_ABOUT THIS EXERCISE_:
Repeat each line of the material below exactly as it appears, minus any pictures.

_RECORDED INFORMATION_:
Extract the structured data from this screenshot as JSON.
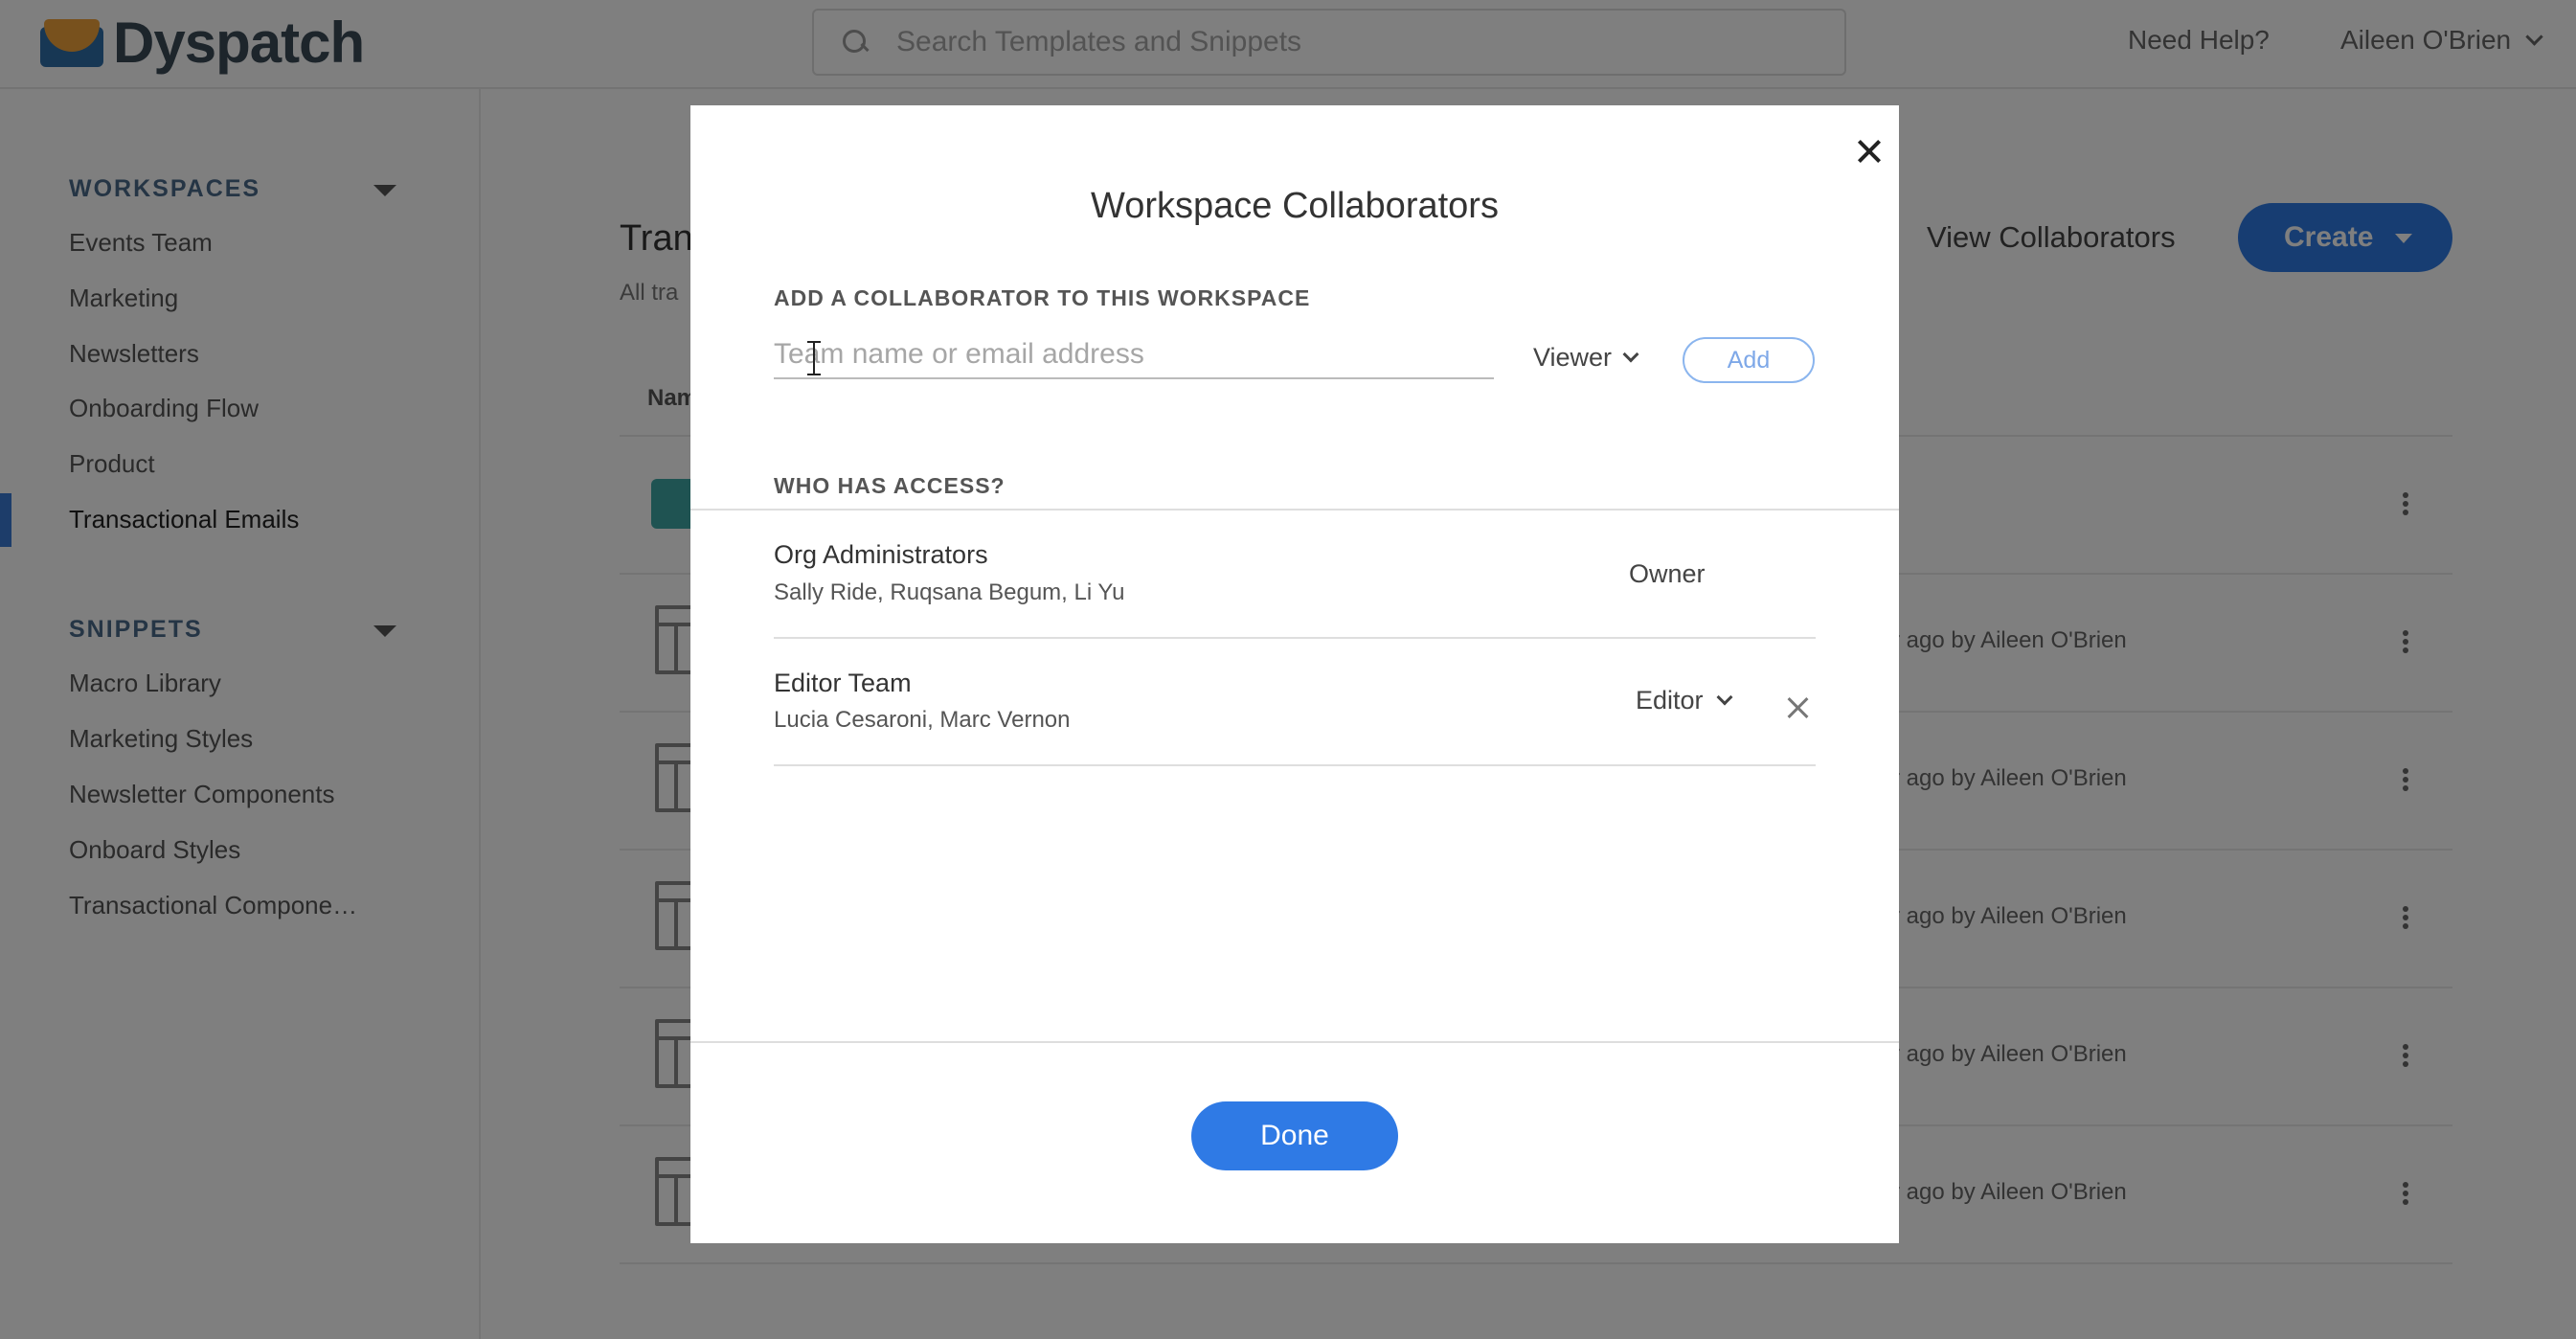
{
  "header": {
    "brand": "Dyspatch",
    "search_placeholder": "Search Templates and Snippets",
    "help_label": "Need Help?",
    "user_name": "Aileen O'Brien"
  },
  "sidebar": {
    "workspaces_title": "WORKSPACES",
    "workspaces": [
      "Events Team",
      "Marketing",
      "Newsletters",
      "Onboarding Flow",
      "Product",
      "Transactional Emails"
    ],
    "active_workspace": "Transactional Emails",
    "snippets_title": "SNIPPETS",
    "snippets": [
      "Macro Library",
      "Marketing Styles",
      "Newsletter Components",
      "Onboard Styles",
      "Transactional Compone…"
    ]
  },
  "main": {
    "title_partial": "Tran",
    "subtitle_partial": "All tra",
    "column_name_partial": "Nam",
    "view_collaborators_label": "View Collaborators",
    "create_label": "Create",
    "row_meta": [
      "r ago by Aileen O'Brien",
      "r ago by Aileen O'Brien",
      "r ago by Aileen O'Brien",
      "r ago by Aileen O'Brien",
      "r ago by Aileen O'Brien"
    ]
  },
  "modal": {
    "title": "Workspace Collaborators",
    "add_section_label": "ADD A COLLABORATOR TO THIS WORKSPACE",
    "input_placeholder": "Team name or email address",
    "role_selected": "Viewer",
    "add_label": "Add",
    "access_section_label": "WHO HAS ACCESS?",
    "access_list": [
      {
        "name": "Org Administrators",
        "members": "Sally Ride, Ruqsana Begum, Li Yu",
        "role": "Owner",
        "removable": false
      },
      {
        "name": "Editor Team",
        "members": "Lucia Cesaroni, Marc Vernon",
        "role": "Editor",
        "removable": true
      }
    ],
    "done_label": "Done"
  },
  "colors": {
    "accent": "#2f7ae5",
    "overlay": "rgba(0,0,0,0.5)"
  }
}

_TASK SOLUTION_:
Extract the structured data from this screenshot as JSON.
{
  "header": {
    "brand": "Dyspatch",
    "search_placeholder": "Search Templates and Snippets",
    "help_label": "Need Help?",
    "user_name": "Aileen O'Brien"
  },
  "sidebar": {
    "workspaces_title": "WORKSPACES",
    "workspaces": [
      "Events Team",
      "Marketing",
      "Newsletters",
      "Onboarding Flow",
      "Product",
      "Transactional Emails"
    ],
    "active_workspace": "Transactional Emails",
    "snippets_title": "SNIPPETS",
    "snippets": [
      "Macro Library",
      "Marketing Styles",
      "Newsletter Components",
      "Onboard Styles",
      "Transactional Compone…"
    ]
  },
  "main": {
    "title_partial": "Tran",
    "subtitle_partial": "All tra",
    "column_name_partial": "Nam",
    "view_collaborators_label": "View Collaborators",
    "create_label": "Create",
    "row_meta": [
      "r ago by Aileen O'Brien",
      "r ago by Aileen O'Brien",
      "r ago by Aileen O'Brien",
      "r ago by Aileen O'Brien",
      "r ago by Aileen O'Brien"
    ]
  },
  "modal": {
    "title": "Workspace Collaborators",
    "add_section_label": "ADD A COLLABORATOR TO THIS WORKSPACE",
    "input_placeholder": "Team name or email address",
    "role_selected": "Viewer",
    "add_label": "Add",
    "access_section_label": "WHO HAS ACCESS?",
    "access_list": [
      {
        "name": "Org Administrators",
        "members": "Sally Ride, Ruqsana Begum, Li Yu",
        "role": "Owner",
        "removable": false
      },
      {
        "name": "Editor Team",
        "members": "Lucia Cesaroni, Marc Vernon",
        "role": "Editor",
        "removable": true
      }
    ],
    "done_label": "Done"
  },
  "colors": {
    "accent": "#2f7ae5",
    "overlay": "rgba(0,0,0,0.5)"
  }
}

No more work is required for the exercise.